Even if symptoms of syphilis disappear, without treatment you still have syphilis. You need to get treatment to prevent any severe long-term effects on your health and prevent spreading it to others.

8. MYTH: syphilis is treated with Salvarsan 606/arsenic

In the 1910s, an arsenic compound called Salvarsan 606 was discovered by Sahachiro Hata and Paul Ehrlich. It treated syphilis without harming healthy tissue, so it was called a ‘magic bullet’. Salvarsan is no longer used for treating syphilis, but it inspired the development of antibiotics that we use today.

It’s essential to get the right facts when talking about STIs like syphilis. This means we can take charge of our own sexual health (using prevention methods, getting tested regularly) and inform others who may believe some of these myths.

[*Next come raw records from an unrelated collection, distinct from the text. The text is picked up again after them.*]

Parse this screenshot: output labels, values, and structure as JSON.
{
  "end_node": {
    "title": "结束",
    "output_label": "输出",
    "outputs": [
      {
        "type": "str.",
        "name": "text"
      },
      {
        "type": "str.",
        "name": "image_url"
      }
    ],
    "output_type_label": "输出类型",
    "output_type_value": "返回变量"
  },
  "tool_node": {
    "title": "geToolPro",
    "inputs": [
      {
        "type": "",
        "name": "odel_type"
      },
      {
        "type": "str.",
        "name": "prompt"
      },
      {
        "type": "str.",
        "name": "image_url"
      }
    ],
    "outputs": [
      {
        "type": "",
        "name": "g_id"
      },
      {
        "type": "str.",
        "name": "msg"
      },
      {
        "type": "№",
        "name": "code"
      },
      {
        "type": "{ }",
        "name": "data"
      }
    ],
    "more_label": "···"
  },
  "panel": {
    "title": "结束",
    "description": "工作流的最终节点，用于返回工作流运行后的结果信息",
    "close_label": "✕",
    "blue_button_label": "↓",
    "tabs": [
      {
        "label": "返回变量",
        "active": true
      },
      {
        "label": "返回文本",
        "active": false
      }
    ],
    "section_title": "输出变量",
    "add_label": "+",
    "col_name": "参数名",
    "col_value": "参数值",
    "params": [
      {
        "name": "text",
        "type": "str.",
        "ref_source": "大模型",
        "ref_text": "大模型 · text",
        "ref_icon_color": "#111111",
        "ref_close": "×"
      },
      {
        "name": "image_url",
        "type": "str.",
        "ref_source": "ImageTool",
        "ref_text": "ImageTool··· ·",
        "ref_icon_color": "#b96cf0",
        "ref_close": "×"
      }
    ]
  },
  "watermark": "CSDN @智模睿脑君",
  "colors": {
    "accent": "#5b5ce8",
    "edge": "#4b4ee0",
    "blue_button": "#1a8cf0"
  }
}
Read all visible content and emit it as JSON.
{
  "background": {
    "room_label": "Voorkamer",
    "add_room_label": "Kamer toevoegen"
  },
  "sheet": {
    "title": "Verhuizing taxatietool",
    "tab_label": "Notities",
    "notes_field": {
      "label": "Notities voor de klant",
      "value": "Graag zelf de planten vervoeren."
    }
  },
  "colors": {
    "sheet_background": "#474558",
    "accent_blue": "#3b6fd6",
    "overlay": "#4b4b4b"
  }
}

If you’re looking for more information on syphilis, check out our Knowledge Hub, and our article Everything you need to know about syphilis.